The TRAVIS CI build downloads the JSON files from the server and commits them to the repo. This way, the back-end is accessed only a couple of times a day (well within the limits of free plan) and the front-end (Netlify hosted) handles all the traffic (the largest on any of my projects yet).

In future, I am planning on increasing the CRON jobs each day, either by asking PA for them or by another trick I use on my other projects.

Updates after the first release

The initial release post on Reddit got a good number of views and lots of suggestions for improvements.

Adding metadata (story length, chapters,genre,rating,etc) was the biggest of them all.

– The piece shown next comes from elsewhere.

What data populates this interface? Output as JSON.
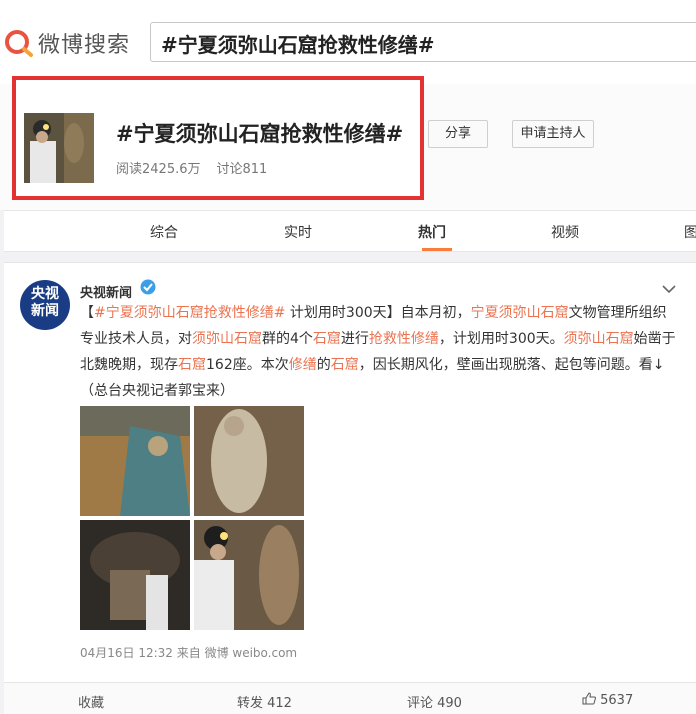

Writing a scraping algorithm for metadata proved to be extremely difficult due to the template changing over the years. I finally decided on scraping only the newer templates and scraped metadata for around 56% of the stories. It was a good solution as all the stories which didn’t get metadata were not linked by u/FanfictionBot for a long time.

After adding metadata, the next obvious update was to add filters based on it. Initially, I planned on making separate JSON files for every filter combination but the size of them was too large. I was forced to filter the data that the front-end was already using but I increase the number of stories & authors from 100 to 1000 to compensate. It worked perfectly.

Smaller updates were also made, which included:

  • Adding options to change the number of entries displayed in a page
  • Adding a progress bar & message when No Data is found

Deciding upon the best time for CRON job

To decide the best time for CRON job to start, I did some analysis and produced the following charts.

IMGUR Album of Charts

As you may see, 17:00 UTC is the best time for the CRON job, which I am currently using. I am planning to increase the daily amount of CRON jobs, using another nifty trick I know

Random problems I faced

  1. Too many requests for older versions of Font Awesome: I added Font Awesome to my project to add icons for metadata, but it slowed down the site by a huge margin. This Github Issue informed me that it’s a problem from their side, one I hope they resolve soon.
  2. Paired Characters not appearing: The u/FanfictionBot template is such that paired characters are listed in ‘<’ & ‘>’. This made the front-end HTML treat them as a tag name and created an element. To solve it, I used the following way:

    .replace(/</g, '&lt;').replace(/>/g, '&gt;')

References